Data items:
^^^^^^^^
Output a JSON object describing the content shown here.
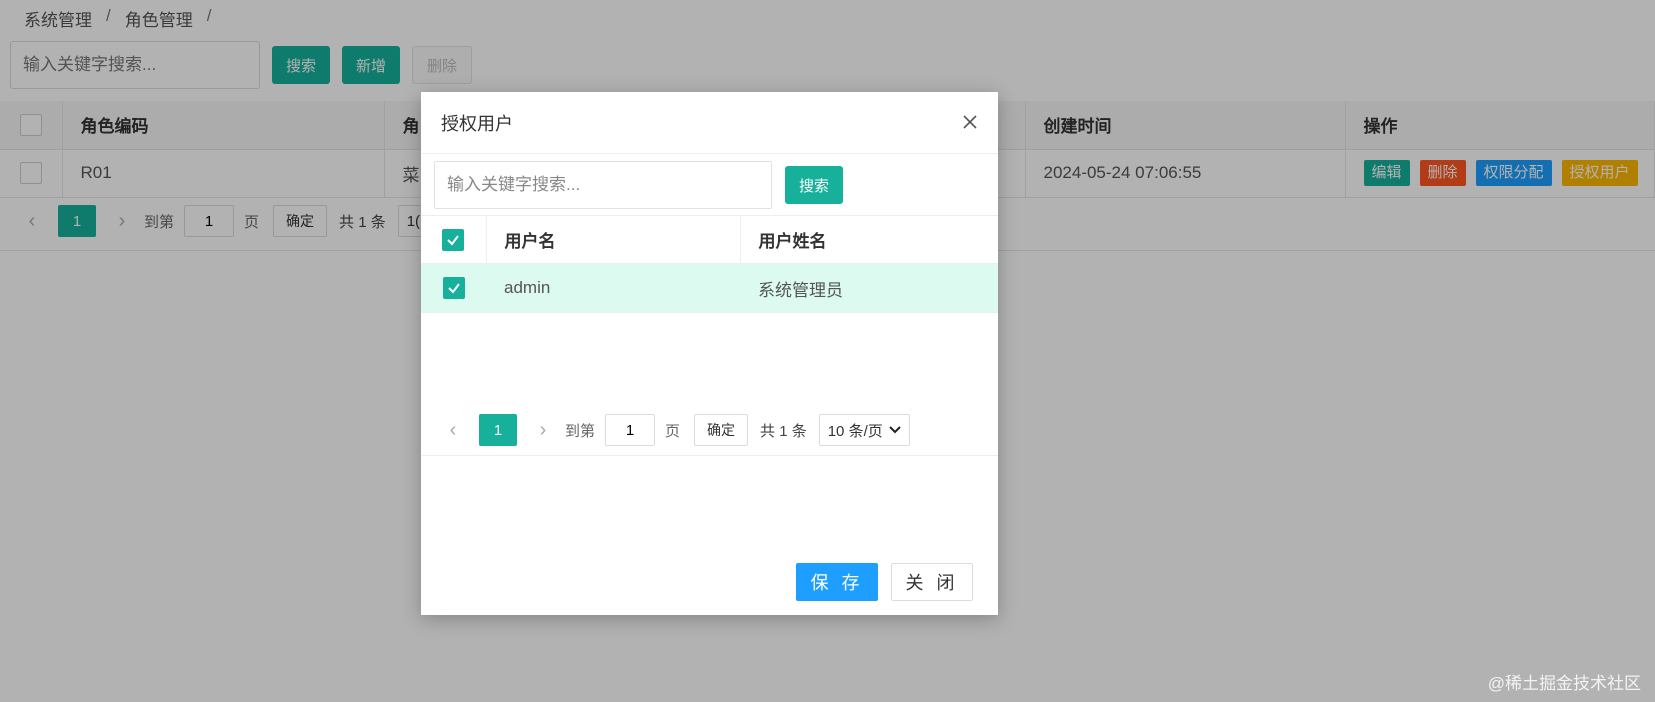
{
  "breadcrumb": {
    "items": [
      "系统管理",
      "角色管理"
    ],
    "separator": "/"
  },
  "toolbar": {
    "search_placeholder": "输入关键字搜索...",
    "search_label": "搜索",
    "add_label": "新增",
    "delete_label": "删除"
  },
  "role_table": {
    "headers": [
      "角色编码",
      "角",
      "创建时间",
      "操作"
    ],
    "rows": [
      {
        "code": "R01",
        "name_partial": "菜",
        "created": "2024-05-24 07:06:55"
      }
    ],
    "actions": {
      "edit": "编辑",
      "delete": "删除",
      "perm": "权限分配",
      "auth_user": "授权用户"
    }
  },
  "role_pager": {
    "current_page": "1",
    "goto_label": "到第",
    "page_input": "1",
    "page_unit": "页",
    "confirm_label": "确定",
    "total": "共 1 条",
    "page_size_partial": "1("
  },
  "modal": {
    "title": "授权用户",
    "search_placeholder": "输入关键字搜索...",
    "search_label": "搜索",
    "table": {
      "headers": [
        "用户名",
        "用户姓名"
      ],
      "rows": [
        {
          "username": "admin",
          "fullname": "系统管理员",
          "checked": true
        }
      ]
    },
    "pager": {
      "current_page": "1",
      "goto_label": "到第",
      "page_input": "1",
      "page_unit": "页",
      "confirm_label": "确定",
      "total": "共 1 条",
      "page_size": "10 条/页"
    },
    "save_label": "保 存",
    "close_label": "关 闭"
  },
  "watermark": "@稀土掘金技术社区",
  "colors": {
    "teal": "#16b09b",
    "blue": "#1e9fff",
    "red": "#ff5722",
    "orange": "#ffb800",
    "row_selected": "#dcfaf0"
  }
}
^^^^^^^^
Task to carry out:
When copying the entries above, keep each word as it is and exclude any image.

Answer space:
Output a JSON object describing the content shown here.
{
  "breadcrumb": {
    "items": [
      "系统管理",
      "角色管理"
    ],
    "separator": "/"
  },
  "toolbar": {
    "search_placeholder": "输入关键字搜索...",
    "search_label": "搜索",
    "add_label": "新增",
    "delete_label": "删除"
  },
  "role_table": {
    "headers": [
      "角色编码",
      "角",
      "创建时间",
      "操作"
    ],
    "rows": [
      {
        "code": "R01",
        "name_partial": "菜",
        "created": "2024-05-24 07:06:55"
      }
    ],
    "actions": {
      "edit": "编辑",
      "delete": "删除",
      "perm": "权限分配",
      "auth_user": "授权用户"
    }
  },
  "role_pager": {
    "current_page": "1",
    "goto_label": "到第",
    "page_input": "1",
    "page_unit": "页",
    "confirm_label": "确定",
    "total": "共 1 条",
    "page_size_partial": "1("
  },
  "modal": {
    "title": "授权用户",
    "search_placeholder": "输入关键字搜索...",
    "search_label": "搜索",
    "table": {
      "headers": [
        "用户名",
        "用户姓名"
      ],
      "rows": [
        {
          "username": "admin",
          "fullname": "系统管理员",
          "checked": true
        }
      ]
    },
    "pager": {
      "current_page": "1",
      "goto_label": "到第",
      "page_input": "1",
      "page_unit": "页",
      "confirm_label": "确定",
      "total": "共 1 条",
      "page_size": "10 条/页"
    },
    "save_label": "保 存",
    "close_label": "关 闭"
  },
  "watermark": "@稀土掘金技术社区",
  "colors": {
    "teal": "#16b09b",
    "blue": "#1e9fff",
    "red": "#ff5722",
    "orange": "#ffb800",
    "row_selected": "#dcfaf0"
  }
}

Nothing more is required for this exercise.